#### [Try it]
All records are to be printed exactly as they appear.

Dataset rows for apps and sites:
<<<<

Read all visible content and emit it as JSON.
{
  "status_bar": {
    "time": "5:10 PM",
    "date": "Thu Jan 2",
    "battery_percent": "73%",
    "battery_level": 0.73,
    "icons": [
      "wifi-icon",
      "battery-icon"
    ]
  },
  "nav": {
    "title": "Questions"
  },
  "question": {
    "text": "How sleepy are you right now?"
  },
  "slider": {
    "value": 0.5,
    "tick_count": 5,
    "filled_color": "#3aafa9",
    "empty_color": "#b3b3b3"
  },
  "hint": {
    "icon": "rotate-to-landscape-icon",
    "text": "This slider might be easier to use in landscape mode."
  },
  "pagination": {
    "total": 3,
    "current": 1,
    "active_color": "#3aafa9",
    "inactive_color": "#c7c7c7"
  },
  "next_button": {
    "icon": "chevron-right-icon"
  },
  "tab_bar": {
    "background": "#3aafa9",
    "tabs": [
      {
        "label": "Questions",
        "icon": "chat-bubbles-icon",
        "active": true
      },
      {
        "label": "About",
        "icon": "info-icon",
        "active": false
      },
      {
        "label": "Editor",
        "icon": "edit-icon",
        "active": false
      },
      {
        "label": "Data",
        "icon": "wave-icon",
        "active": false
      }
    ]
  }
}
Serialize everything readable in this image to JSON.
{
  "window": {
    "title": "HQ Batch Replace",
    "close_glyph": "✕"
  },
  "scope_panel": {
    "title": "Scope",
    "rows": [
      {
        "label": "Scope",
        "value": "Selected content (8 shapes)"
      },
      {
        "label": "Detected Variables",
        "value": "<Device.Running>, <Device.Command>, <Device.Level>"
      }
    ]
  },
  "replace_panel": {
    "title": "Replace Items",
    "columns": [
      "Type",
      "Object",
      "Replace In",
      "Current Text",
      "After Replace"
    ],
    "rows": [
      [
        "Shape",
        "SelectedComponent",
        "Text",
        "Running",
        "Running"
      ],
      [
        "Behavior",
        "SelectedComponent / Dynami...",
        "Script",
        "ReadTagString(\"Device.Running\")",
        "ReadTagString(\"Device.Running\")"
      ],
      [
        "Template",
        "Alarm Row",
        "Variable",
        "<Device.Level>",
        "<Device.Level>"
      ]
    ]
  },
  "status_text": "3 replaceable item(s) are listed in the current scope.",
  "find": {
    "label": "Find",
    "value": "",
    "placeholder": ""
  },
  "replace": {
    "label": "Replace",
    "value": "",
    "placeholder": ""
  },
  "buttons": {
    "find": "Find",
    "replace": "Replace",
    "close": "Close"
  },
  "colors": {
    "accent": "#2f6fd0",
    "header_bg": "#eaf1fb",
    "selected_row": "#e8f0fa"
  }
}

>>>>

#### [Response area]
Read all visible content and emit it as JSON.
{
  "status_bar": {
    "time": "5:10 PM",
    "date": "Thu Jan 2",
    "battery_percent": "73%",
    "battery_level": 0.73,
    "icons": [
      "wifi-icon",
      "battery-icon"
    ]
  },
  "nav": {
    "title": "Questions"
  },
  "question": {
    "text": "How sleepy are you right now?"
  },
  "slider": {
    "value": 0.5,
    "tick_count": 5,
    "filled_color": "#3aafa9",
    "empty_color": "#b3b3b3"
  },
  "hint": {
    "icon": "rotate-to-landscape-icon",
    "text": "This slider might be easier to use in landscape mode."
  },
  "pagination": {
    "total": 3,
    "current": 1,
    "active_color": "#3aafa9",
    "inactive_color": "#c7c7c7"
  },
  "next_button": {
    "icon": "chevron-right-icon"
  },
  "tab_bar": {
    "background": "#3aafa9",
    "tabs": [
      {
        "label": "Questions",
        "icon": "chat-bubbles-icon",
        "active": true
      },
      {
        "label": "About",
        "icon": "info-icon",
        "active": false
      },
      {
        "label": "Editor",
        "icon": "edit-icon",
        "active": false
      },
      {
        "label": "Data",
        "icon": "wave-icon",
        "active": false
      }
    ]
  }
}
Serialize everything readable in this image to JSON.
{
  "window": {
    "title": "HQ Batch Replace",
    "close_glyph": "✕"
  },
  "scope_panel": {
    "title": "Scope",
    "rows": [
      {
        "label": "Scope",
        "value": "Selected content (8 shapes)"
      },
      {
        "label": "Detected Variables",
        "value": "<Device.Running>, <Device.Command>, <Device.Level>"
      }
    ]
  },
  "replace_panel": {
    "title": "Replace Items",
    "columns": [
      "Type",
      "Object",
      "Replace In",
      "Current Text",
      "After Replace"
    ],
    "rows": [
      [
        "Shape",
        "SelectedComponent",
        "Text",
        "Running",
        "Running"
      ],
      [
        "Behavior",
        "SelectedComponent / Dynami...",
        "Script",
        "ReadTagString(\"Device.Running\")",
        "ReadTagString(\"Device.Running\")"
      ],
      [
        "Template",
        "Alarm Row",
        "Variable",
        "<Device.Level>",
        "<Device.Level>"
      ]
    ]
  },
  "status_text": "3 replaceable item(s) are listed in the current scope.",
  "find": {
    "label": "Find",
    "value": "",
    "placeholder": ""
  },
  "replace": {
    "label": "Replace",
    "value": "",
    "placeholder": ""
  },
  "buttons": {
    "find": "Find",
    "replace": "Replace",
    "close": "Close"
  },
  "colors": {
    "accent": "#2f6fd0",
    "header_bg": "#eaf1fb",
    "selected_row": "#e8f0fa"
  }
}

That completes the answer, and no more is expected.